People have many different motivations for coming to psychotherapy.  Some may be going through a major life transition (unemployment, divorce, new job, etc.), or struggling to handle a  stressful situation.  Some people need assistance managing a range of other issues such as low self-esteem, depression, anxiety, addictions, relationship problems, spiritual conflicts and issues realted to parenting. Therapy can help provide some much needed encouragement and help with skills to get them through these periods. Others may be at a point where they are ready to learn more about themselves or want to be more effective with their goals in life. In addtion, therapists can provide support, problem-solving skills, and enhanced coping strategies for issues such as depression, anxiety, relationship troubles, unresolved childhood issues, stress management, and body image issues. Many people also find that therapists can be a tremendous asset to managing personal growth, interpersonal relationships, family concerns, marriage issues, and the hassles of daily life.

 What is therapy like?
 
Because each person has different issues and goals for therapy, therapy will be different depending on the individual.  In general, you can expect to discuss the current events happening in your life, your personal history relevant to your issue, and report progress (or any new insights gained) from the previous therapy session. Depending on your specific needs, therapy can be short-term, for a specific issue, or longer-term, to deal with more difficult patterns or your desire for more personal development.  Either way, it is most common to schedule regular sessions with your therapist (usually weekly for 50-minutes).
 
It is important to understand that you will get more results from therapy if you actively participate in the process.  The ultimate purpose of therapy is to help you bring what you learn in session back into your life. Therefore, beyond the work you do in therapy sessions, your therapist may suggest some things you can do outside of therapy to support your process. 
 
What about medication vs. psychotherapy?  
 
It is well established that the long-term solution to mental and emotional problems and the pain they cause cannot be solved solely by medication.
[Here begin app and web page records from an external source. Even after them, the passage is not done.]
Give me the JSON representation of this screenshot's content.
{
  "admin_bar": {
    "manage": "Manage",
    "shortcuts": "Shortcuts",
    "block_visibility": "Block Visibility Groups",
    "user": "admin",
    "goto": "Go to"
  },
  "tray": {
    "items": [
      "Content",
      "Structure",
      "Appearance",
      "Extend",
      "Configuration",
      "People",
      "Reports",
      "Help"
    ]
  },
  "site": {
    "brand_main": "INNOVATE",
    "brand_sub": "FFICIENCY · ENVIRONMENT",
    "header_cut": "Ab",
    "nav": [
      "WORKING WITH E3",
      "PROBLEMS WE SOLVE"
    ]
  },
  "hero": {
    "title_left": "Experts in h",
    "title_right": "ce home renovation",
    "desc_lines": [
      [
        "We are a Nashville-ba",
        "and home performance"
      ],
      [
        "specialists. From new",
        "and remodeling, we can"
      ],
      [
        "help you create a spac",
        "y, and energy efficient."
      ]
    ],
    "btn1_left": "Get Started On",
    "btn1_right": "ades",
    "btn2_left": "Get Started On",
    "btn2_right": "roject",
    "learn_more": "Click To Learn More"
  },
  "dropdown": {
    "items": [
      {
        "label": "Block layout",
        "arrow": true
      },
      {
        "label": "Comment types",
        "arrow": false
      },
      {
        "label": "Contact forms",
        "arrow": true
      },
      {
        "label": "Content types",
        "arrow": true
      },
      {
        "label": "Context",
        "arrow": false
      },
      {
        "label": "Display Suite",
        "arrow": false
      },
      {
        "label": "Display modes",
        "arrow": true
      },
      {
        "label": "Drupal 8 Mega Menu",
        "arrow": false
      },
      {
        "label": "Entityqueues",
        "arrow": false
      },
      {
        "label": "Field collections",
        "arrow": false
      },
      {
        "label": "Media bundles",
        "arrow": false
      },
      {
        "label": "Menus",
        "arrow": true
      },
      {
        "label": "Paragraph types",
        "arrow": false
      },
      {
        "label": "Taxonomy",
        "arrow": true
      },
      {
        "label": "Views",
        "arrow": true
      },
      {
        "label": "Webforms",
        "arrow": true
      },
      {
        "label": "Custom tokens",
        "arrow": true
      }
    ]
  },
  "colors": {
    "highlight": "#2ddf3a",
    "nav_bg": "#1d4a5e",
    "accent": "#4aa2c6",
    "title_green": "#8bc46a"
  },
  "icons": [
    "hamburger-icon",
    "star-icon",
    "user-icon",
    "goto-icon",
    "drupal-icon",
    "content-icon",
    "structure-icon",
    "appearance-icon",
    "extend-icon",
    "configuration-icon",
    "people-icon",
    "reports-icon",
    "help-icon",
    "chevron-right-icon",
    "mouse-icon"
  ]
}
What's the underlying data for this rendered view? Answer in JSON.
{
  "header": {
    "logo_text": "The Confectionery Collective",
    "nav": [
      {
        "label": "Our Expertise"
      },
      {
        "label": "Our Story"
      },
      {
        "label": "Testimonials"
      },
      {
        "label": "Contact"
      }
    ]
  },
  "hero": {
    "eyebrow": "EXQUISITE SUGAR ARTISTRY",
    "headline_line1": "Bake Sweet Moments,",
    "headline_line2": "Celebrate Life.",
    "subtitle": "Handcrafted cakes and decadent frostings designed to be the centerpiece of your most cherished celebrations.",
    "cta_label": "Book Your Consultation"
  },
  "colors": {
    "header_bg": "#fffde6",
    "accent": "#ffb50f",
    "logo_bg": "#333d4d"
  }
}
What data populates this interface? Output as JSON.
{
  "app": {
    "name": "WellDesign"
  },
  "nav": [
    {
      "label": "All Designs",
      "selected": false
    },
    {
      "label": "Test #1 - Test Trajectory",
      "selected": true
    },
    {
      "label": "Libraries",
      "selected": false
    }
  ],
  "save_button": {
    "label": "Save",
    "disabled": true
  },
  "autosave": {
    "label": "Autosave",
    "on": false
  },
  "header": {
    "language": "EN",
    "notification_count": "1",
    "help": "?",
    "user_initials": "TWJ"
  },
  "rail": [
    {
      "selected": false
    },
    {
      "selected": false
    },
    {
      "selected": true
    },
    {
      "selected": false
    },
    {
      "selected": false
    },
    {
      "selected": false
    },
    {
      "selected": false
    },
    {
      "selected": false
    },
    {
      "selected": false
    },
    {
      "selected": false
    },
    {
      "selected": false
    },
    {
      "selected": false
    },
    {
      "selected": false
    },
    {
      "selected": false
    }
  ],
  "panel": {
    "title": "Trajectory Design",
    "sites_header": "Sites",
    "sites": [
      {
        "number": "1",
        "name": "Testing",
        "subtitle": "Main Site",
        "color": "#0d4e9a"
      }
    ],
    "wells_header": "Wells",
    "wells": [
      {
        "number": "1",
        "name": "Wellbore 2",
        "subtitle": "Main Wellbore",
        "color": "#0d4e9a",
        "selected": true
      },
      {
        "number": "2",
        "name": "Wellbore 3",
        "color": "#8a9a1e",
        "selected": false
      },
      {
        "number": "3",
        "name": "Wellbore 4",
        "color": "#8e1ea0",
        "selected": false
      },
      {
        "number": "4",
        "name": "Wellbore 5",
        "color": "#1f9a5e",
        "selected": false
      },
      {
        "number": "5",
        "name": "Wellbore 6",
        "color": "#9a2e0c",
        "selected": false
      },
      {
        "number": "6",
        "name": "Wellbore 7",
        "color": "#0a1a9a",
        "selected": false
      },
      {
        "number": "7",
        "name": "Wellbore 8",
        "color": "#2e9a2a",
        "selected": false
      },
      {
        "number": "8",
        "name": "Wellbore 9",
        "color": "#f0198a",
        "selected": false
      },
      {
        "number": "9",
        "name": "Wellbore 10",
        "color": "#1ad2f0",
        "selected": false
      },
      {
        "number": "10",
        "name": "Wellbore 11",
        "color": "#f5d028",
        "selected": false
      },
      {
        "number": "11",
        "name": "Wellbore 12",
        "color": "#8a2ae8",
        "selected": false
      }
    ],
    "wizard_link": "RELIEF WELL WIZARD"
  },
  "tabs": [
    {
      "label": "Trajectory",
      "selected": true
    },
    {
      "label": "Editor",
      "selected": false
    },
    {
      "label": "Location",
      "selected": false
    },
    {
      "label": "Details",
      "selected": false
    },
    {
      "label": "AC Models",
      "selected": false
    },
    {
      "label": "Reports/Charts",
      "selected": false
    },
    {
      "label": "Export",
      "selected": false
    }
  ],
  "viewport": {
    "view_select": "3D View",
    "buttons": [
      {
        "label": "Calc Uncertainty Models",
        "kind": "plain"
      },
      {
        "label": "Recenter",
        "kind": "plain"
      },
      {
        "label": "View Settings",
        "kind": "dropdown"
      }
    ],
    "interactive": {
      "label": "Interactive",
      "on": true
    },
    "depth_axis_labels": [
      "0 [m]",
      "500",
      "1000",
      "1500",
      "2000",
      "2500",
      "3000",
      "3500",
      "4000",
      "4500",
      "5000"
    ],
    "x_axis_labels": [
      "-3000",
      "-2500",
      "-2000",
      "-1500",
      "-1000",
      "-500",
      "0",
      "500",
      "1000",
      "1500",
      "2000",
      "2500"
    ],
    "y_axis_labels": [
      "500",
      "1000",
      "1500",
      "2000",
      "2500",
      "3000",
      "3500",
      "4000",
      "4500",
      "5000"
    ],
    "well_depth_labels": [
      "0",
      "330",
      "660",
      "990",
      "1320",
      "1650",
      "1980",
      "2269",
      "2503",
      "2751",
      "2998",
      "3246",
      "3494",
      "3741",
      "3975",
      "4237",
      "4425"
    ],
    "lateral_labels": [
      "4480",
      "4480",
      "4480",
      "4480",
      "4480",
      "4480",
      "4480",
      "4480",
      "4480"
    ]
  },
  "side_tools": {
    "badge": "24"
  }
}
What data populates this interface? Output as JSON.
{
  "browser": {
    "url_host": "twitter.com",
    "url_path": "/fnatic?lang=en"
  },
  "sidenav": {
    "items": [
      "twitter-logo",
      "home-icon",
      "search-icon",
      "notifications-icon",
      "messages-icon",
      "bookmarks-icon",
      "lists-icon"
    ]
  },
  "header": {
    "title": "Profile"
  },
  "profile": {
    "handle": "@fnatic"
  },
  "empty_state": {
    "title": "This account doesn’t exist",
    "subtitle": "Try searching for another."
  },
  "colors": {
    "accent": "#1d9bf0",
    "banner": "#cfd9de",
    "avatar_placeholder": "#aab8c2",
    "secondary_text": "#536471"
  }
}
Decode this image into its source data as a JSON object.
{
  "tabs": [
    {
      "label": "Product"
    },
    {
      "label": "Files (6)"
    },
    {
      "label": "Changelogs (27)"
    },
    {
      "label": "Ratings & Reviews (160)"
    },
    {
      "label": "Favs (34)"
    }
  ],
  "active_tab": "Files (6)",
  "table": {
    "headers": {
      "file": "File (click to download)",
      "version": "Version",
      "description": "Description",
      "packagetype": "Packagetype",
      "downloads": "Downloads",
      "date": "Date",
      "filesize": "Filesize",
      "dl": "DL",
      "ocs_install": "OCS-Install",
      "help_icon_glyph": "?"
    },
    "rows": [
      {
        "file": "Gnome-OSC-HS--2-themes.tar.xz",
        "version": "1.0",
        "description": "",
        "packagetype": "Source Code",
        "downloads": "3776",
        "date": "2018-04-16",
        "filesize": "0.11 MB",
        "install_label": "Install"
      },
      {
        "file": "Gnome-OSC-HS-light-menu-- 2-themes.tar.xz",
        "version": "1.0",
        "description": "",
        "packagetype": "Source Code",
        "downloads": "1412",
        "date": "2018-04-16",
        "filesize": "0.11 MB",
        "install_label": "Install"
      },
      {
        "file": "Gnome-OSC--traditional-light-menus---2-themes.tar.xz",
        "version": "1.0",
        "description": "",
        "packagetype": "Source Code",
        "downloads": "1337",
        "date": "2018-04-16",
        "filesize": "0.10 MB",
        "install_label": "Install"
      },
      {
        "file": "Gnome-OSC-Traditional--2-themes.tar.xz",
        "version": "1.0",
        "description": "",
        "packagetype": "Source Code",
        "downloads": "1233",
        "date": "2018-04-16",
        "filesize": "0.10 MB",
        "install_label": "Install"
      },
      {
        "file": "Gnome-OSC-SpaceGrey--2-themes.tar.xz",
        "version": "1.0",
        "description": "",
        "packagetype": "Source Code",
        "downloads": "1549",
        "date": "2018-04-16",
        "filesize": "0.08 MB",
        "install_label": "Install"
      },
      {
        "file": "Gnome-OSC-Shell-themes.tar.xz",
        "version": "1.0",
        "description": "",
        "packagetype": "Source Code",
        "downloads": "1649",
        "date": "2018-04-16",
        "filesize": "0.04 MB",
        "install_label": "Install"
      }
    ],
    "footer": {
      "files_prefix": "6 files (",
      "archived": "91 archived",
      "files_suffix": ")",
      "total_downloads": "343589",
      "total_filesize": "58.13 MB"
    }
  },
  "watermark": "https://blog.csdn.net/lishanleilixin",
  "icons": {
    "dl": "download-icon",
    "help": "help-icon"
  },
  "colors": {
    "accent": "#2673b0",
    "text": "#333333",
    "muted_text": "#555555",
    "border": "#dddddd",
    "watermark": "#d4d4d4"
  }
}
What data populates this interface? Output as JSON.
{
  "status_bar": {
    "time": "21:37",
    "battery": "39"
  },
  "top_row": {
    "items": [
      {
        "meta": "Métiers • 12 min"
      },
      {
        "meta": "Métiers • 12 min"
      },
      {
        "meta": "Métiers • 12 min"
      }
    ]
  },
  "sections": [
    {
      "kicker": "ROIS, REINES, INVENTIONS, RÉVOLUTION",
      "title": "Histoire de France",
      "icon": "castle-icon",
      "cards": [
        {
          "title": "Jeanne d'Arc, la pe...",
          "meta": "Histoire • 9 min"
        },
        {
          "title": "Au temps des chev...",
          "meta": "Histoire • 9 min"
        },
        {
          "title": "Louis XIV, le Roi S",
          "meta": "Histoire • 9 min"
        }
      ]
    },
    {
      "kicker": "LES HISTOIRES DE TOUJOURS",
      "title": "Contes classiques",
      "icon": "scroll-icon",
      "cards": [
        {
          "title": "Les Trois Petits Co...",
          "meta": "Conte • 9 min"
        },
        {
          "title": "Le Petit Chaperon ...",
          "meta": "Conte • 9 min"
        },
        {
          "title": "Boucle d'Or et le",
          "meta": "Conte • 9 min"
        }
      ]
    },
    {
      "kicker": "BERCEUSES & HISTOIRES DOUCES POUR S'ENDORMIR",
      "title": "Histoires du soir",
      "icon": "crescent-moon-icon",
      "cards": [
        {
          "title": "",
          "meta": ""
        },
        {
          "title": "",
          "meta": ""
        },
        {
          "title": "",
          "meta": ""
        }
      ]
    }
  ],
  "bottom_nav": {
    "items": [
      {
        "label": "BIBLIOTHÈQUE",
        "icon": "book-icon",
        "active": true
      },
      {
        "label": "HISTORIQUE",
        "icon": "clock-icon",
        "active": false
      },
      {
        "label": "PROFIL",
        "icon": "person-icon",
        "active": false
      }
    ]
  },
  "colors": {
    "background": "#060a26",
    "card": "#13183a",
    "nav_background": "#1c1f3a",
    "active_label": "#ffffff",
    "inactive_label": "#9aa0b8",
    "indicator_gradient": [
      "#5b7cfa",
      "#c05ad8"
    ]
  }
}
Instead of just treating the symptom, therapy addresses the cause of our distress and the behavior patterns that curb our progress. I encourage client's to work with their medical doctor to determine what's best for you, and in some cases a combination of medication and therapy is the right course of action. Deciding to take medication for a mental health issue is a very personal decision, and my goal will be to support you in deciding what is best given your beliefs, symptoms, and current situation.
 
Do you take insurance, and how does that work?
 
To determine if you have mental health coverage through your insurance carrier, the first thing you should do is call them. Check your coverage carefully and make sure you understand their answers.  Please be aware that I am NOT on any inusrance panels but, if your provider will allow you to use an out-of-network provider, you may be able to get reimbursed that way.
 
  • What are my mental health benefits?
  • Can I get reimbursed if I use an out-of network provider?
  • What is the coverage amount per therapy session?
  • How many therapy sessions does my plan cover?
  • How much does my insurance pay for an out-of-network provider?
  • Is approval required from my primary care physician?